National Audit of all UK Ambulance Trusts Reveals Worrying Inconsistencies.
According to an article published in the British Journal of Anaesthesia, Hypoxia is the most common cause of airway related deaths1 and although serious injury is rare from airway management complications, 25% of anaesthesia-related deaths are in a ‘can’t intubate can’t ventilate’ (CICV) situation where an emergency surgical airway is required2.
Expertise in management of the airway is to some extent the prime clinical skill that defines anaesthetists, so what happens if the same scenario happens in a pre-hospital environment? A challenge faced by ambulance staff, and according to an article published in the journal of paramedic practice, one with a diversity and multitude of inconsistent options ranging from skill set to available airway equipment.
In 2015, a study was conducted into airway management through a national audit of all 14 UK ambulance services that revealed a range of employees with differing clinical grades, titles and skill sets. The study also highlighted that all ambulance services had a range of airway equipment but no common and consistent inventory. Furthermore, some of the basic equipment could be used by almost all staff, whereas a wider variation in who was suitable to perform more difficult techniques was also highlighted3.
Quite worryingly, it has also been discovered that unlicensed technique (cannula and 3-way tap with o2 canister) is being used and due to the width of the cannula, enables oxygenation for only 15 minutes, potentially limiting the chances of survival due to the restriction in time.
It’s unsettling to learn there were gaps in equipment discovered, meaning limited options in certain scenarios, and one example in particular emphasised the inadequacy of one particular service to offer advanced airway support to those below the age of 6 years3.
In conclusion of the study, it was pointed out that the range of airway equipment and the paramedics authorised to use it appeared to be evolving and that in order for patients to receive optimal airway management across the country, effort needs to be placed on implementing an evidence-based airway management policy across all UK ambulance services.
In a bid to assist in the development of advanced airway techniques and products available amongst UK ambulance services, Bristol based surgical equipment supplier Freelance Surgical has been working with a number of ambulance trusts providing them with free training and product knowledge in a CICO (Can’t intubate can’t oxygenate) scenario. Using simulators, cricothyroidotomy training is delivered with an ingenious piece of advanced airway kit called ‘Quicktrach II’. The wide bore cannula with metal needle eradicates the need to use a scalpel and enables ventilation with a resus bag in a matter of seconds. In addition, the attached cuff provides protection against aspiration.

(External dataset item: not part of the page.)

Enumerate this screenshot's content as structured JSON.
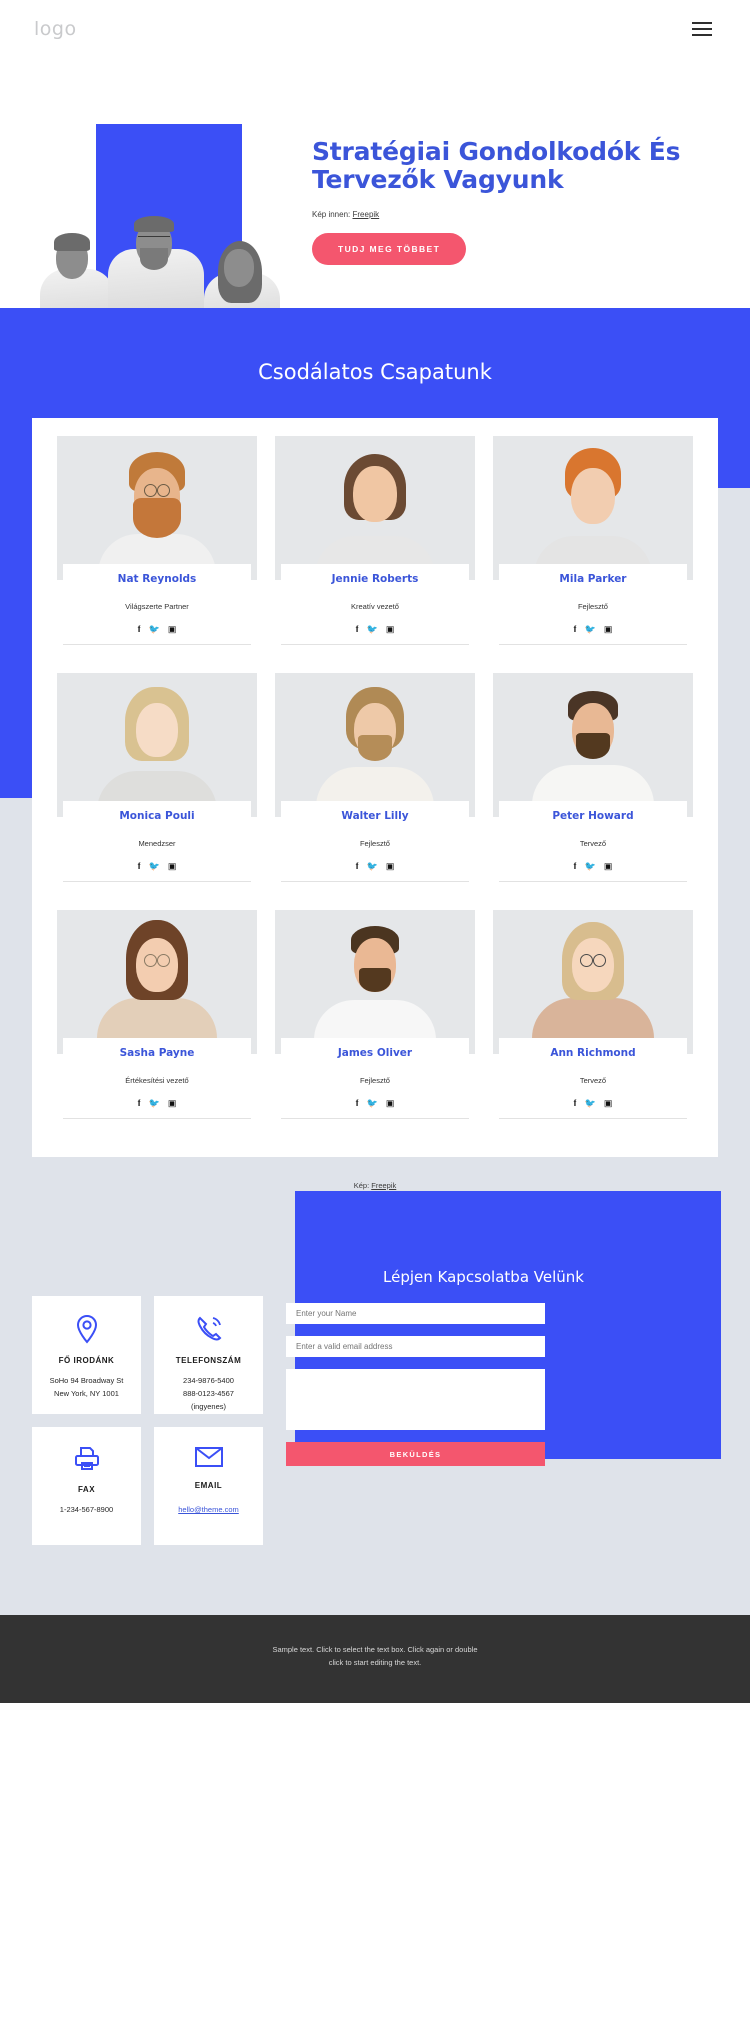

It is extremely effective and very safe to use, there is a safety ‘stopper’ that prevents the needle from being inserted too deep (reducing the risk of posterior tracheal wall perforation).
- Br J Anaesth (2012) 109 (suppl_1): i68-i85. Complications and failure of airway management T. M. Cook S. R. MacDougall-Davis
- Frerk C, Cook T. Cook TM, Woodall N, Frerk C. Management of the ‘can't intubate can't ventilate’ situation and the emergency surgical airway, Fourth National Audit Project of the Royal College of Anaesthetists and Difficult Airway Society. Major Complications of Airway Management in the United Kingdom. Report and Findings , 2011 LondonRoyal College of Anaesthetists
- http://www.magonlinelibrary.com/doi/full/10.12968/jpar.2015.7.6.285 (Accessed 21/07/17)